[Saved data entries]
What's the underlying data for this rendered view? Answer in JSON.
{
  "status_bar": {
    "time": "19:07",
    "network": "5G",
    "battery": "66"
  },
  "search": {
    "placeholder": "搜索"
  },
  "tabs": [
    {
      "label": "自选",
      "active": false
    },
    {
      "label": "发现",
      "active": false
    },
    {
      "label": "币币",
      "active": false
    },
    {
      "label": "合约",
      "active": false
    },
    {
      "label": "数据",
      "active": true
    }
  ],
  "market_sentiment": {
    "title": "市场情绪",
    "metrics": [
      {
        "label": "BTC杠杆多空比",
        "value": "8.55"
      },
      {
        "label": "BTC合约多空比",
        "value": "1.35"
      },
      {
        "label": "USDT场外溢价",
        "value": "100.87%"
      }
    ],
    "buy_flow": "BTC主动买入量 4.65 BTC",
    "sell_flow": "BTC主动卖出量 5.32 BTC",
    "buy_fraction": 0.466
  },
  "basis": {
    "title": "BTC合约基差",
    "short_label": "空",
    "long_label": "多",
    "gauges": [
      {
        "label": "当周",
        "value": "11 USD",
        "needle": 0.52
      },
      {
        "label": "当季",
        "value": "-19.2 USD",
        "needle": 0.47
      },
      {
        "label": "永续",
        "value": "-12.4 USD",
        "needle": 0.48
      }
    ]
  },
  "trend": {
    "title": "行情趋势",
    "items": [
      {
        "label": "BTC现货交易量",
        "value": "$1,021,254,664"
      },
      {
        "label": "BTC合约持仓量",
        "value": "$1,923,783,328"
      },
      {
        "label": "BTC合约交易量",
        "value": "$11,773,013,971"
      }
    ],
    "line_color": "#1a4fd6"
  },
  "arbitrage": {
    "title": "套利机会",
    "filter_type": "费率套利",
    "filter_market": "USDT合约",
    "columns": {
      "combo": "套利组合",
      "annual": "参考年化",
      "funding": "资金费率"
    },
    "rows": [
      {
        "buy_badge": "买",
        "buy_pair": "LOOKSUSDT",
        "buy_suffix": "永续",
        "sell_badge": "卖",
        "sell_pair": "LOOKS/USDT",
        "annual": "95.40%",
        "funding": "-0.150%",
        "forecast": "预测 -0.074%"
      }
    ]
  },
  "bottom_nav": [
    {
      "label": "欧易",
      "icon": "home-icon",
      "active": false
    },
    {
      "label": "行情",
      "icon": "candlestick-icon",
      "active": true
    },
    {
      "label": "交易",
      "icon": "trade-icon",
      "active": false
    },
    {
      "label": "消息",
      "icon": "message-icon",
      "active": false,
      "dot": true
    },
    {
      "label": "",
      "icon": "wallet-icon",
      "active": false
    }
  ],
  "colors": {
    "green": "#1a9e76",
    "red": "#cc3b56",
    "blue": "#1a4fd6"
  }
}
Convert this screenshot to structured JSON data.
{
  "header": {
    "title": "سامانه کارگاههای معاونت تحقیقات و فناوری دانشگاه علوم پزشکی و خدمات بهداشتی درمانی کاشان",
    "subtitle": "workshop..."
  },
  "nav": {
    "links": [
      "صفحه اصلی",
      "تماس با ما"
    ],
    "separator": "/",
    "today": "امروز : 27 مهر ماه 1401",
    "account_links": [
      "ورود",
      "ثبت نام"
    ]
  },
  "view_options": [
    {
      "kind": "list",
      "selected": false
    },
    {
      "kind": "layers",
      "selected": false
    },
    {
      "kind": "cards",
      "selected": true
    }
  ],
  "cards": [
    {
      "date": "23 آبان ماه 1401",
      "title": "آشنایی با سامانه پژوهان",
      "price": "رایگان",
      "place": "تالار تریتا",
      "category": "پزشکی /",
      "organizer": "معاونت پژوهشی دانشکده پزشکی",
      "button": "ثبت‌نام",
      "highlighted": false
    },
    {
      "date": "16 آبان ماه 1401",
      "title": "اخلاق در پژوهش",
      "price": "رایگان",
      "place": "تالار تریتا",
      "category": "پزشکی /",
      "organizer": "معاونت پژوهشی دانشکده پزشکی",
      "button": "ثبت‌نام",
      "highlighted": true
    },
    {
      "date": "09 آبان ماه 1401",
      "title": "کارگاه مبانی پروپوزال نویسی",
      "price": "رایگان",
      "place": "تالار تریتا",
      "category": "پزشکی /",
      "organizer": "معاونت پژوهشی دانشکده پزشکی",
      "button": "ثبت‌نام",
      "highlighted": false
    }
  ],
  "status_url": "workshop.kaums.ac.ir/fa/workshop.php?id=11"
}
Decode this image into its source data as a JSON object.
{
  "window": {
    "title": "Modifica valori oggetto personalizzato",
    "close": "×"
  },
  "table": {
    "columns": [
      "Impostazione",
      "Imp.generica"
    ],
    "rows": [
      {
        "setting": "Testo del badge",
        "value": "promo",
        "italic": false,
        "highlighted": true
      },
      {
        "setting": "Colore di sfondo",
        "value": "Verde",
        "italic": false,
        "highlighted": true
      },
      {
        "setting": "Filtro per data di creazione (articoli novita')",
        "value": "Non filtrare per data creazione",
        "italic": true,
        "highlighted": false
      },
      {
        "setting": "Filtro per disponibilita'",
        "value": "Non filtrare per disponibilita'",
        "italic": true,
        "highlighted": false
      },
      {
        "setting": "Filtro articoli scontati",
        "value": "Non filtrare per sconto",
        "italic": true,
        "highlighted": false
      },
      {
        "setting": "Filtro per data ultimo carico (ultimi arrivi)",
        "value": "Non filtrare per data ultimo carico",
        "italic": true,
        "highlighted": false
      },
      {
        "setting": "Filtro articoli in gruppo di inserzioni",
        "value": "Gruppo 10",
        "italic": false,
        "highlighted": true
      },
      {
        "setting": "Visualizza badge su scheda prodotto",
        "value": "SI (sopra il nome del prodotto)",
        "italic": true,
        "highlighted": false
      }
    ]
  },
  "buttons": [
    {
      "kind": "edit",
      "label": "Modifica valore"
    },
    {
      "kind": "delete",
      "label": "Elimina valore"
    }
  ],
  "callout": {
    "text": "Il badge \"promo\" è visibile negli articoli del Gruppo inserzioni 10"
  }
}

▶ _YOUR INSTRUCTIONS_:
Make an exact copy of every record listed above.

▶ _RESULT OF THE TASK_:
What's the underlying data for this rendered view? Answer in JSON.
{
  "status_bar": {
    "time": "19:07",
    "network": "5G",
    "battery": "66"
  },
  "search": {
    "placeholder": "搜索"
  },
  "tabs": [
    {
      "label": "自选",
      "active": false
    },
    {
      "label": "发现",
      "active": false
    },
    {
      "label": "币币",
      "active": false
    },
    {
      "label": "合约",
      "active": false
    },
    {
      "label": "数据",
      "active": true
    }
  ],
  "market_sentiment": {
    "title": "市场情绪",
    "metrics": [
      {
        "label": "BTC杠杆多空比",
        "value": "8.55"
      },
      {
        "label": "BTC合约多空比",
        "value": "1.35"
      },
      {
        "label": "USDT场外溢价",
        "value": "100.87%"
      }
    ],
    "buy_flow": "BTC主动买入量 4.65 BTC",
    "sell_flow": "BTC主动卖出量 5.32 BTC",
    "buy_fraction": 0.466
  },
  "basis": {
    "title": "BTC合约基差",
    "short_label": "空",
    "long_label": "多",
    "gauges": [
      {
        "label": "当周",
        "value": "11 USD",
        "needle": 0.52
      },
      {
        "label": "当季",
        "value": "-19.2 USD",
        "needle": 0.47
      },
      {
        "label": "永续",
        "value": "-12.4 USD",
        "needle": 0.48
      }
    ]
  },
  "trend": {
    "title": "行情趋势",
    "items": [
      {
        "label": "BTC现货交易量",
        "value": "$1,021,254,664"
      },
      {
        "label": "BTC合约持仓量",
        "value": "$1,923,783,328"
      },
      {
        "label": "BTC合约交易量",
        "value": "$11,773,013,971"
      }
    ],
    "line_color": "#1a4fd6"
  },
  "arbitrage": {
    "title": "套利机会",
    "filter_type": "费率套利",
    "filter_market": "USDT合约",
    "columns": {
      "combo": "套利组合",
      "annual": "参考年化",
      "funding": "资金费率"
    },
    "rows": [
      {
        "buy_badge": "买",
        "buy_pair": "LOOKSUSDT",
        "buy_suffix": "永续",
        "sell_badge": "卖",
        "sell_pair": "LOOKS/USDT",
        "annual": "95.40%",
        "funding": "-0.150%",
        "forecast": "预测 -0.074%"
      }
    ]
  },
  "bottom_nav": [
    {
      "label": "欧易",
      "icon": "home-icon",
      "active": false
    },
    {
      "label": "行情",
      "icon": "candlestick-icon",
      "active": true
    },
    {
      "label": "交易",
      "icon": "trade-icon",
      "active": false
    },
    {
      "label": "消息",
      "icon": "message-icon",
      "active": false,
      "dot": true
    },
    {
      "label": "",
      "icon": "wallet-icon",
      "active": false
    }
  ],
  "colors": {
    "green": "#1a9e76",
    "red": "#cc3b56",
    "blue": "#1a4fd6"
  }
}
Convert this screenshot to structured JSON data.
{
  "header": {
    "title": "سامانه کارگاههای معاونت تحقیقات و فناوری دانشگاه علوم پزشکی و خدمات بهداشتی درمانی کاشان",
    "subtitle": "workshop..."
  },
  "nav": {
    "links": [
      "صفحه اصلی",
      "تماس با ما"
    ],
    "separator": "/",
    "today": "امروز : 27 مهر ماه 1401",
    "account_links": [
      "ورود",
      "ثبت نام"
    ]
  },
  "view_options": [
    {
      "kind": "list",
      "selected": false
    },
    {
      "kind": "layers",
      "selected": false
    },
    {
      "kind": "cards",
      "selected": true
    }
  ],
  "cards": [
    {
      "date": "23 آبان ماه 1401",
      "title": "آشنایی با سامانه پژوهان",
      "price": "رایگان",
      "place": "تالار تریتا",
      "category": "پزشکی /",
      "organizer": "معاونت پژوهشی دانشکده پزشکی",
      "button": "ثبت‌نام",
      "highlighted": false
    },
    {
      "date": "16 آبان ماه 1401",
      "title": "اخلاق در پژوهش",
      "price": "رایگان",
      "place": "تالار تریتا",
      "category": "پزشکی /",
      "organizer": "معاونت پژوهشی دانشکده پزشکی",
      "button": "ثبت‌نام",
      "highlighted": true
    },
    {
      "date": "09 آبان ماه 1401",
      "title": "کارگاه مبانی پروپوزال نویسی",
      "price": "رایگان",
      "place": "تالار تریتا",
      "category": "پزشکی /",
      "organizer": "معاونت پژوهشی دانشکده پزشکی",
      "button": "ثبت‌نام",
      "highlighted": false
    }
  ],
  "status_url": "workshop.kaums.ac.ir/fa/workshop.php?id=11"
}
Decode this image into its source data as a JSON object.
{
  "window": {
    "title": "Modifica valori oggetto personalizzato",
    "close": "×"
  },
  "table": {
    "columns": [
      "Impostazione",
      "Imp.generica"
    ],
    "rows": [
      {
        "setting": "Testo del badge",
        "value": "promo",
        "italic": false,
        "highlighted": true
      },
      {
        "setting": "Colore di sfondo",
        "value": "Verde",
        "italic": false,
        "highlighted": true
      },
      {
        "setting": "Filtro per data di creazione (articoli novita')",
        "value": "Non filtrare per data creazione",
        "italic": true,
        "highlighted": false
      },
      {
        "setting": "Filtro per disponibilita'",
        "value": "Non filtrare per disponibilita'",
        "italic": true,
        "highlighted": false
      },
      {
        "setting": "Filtro articoli scontati",
        "value": "Non filtrare per sconto",
        "italic": true,
        "highlighted": false
      },
      {
        "setting": "Filtro per data ultimo carico (ultimi arrivi)",
        "value": "Non filtrare per data ultimo carico",
        "italic": true,
        "highlighted": false
      },
      {
        "setting": "Filtro articoli in gruppo di inserzioni",
        "value": "Gruppo 10",
        "italic": false,
        "highlighted": true
      },
      {
        "setting": "Visualizza badge su scheda prodotto",
        "value": "SI (sopra il nome del prodotto)",
        "italic": true,
        "highlighted": false
      }
    ]
  },
  "buttons": [
    {
      "kind": "edit",
      "label": "Modifica valore"
    },
    {
      "kind": "delete",
      "label": "Elimina valore"
    }
  ],
  "callout": {
    "text": "Il badge \"promo\" è visibile negli articoli del Gruppo inserzioni 10"
  }
}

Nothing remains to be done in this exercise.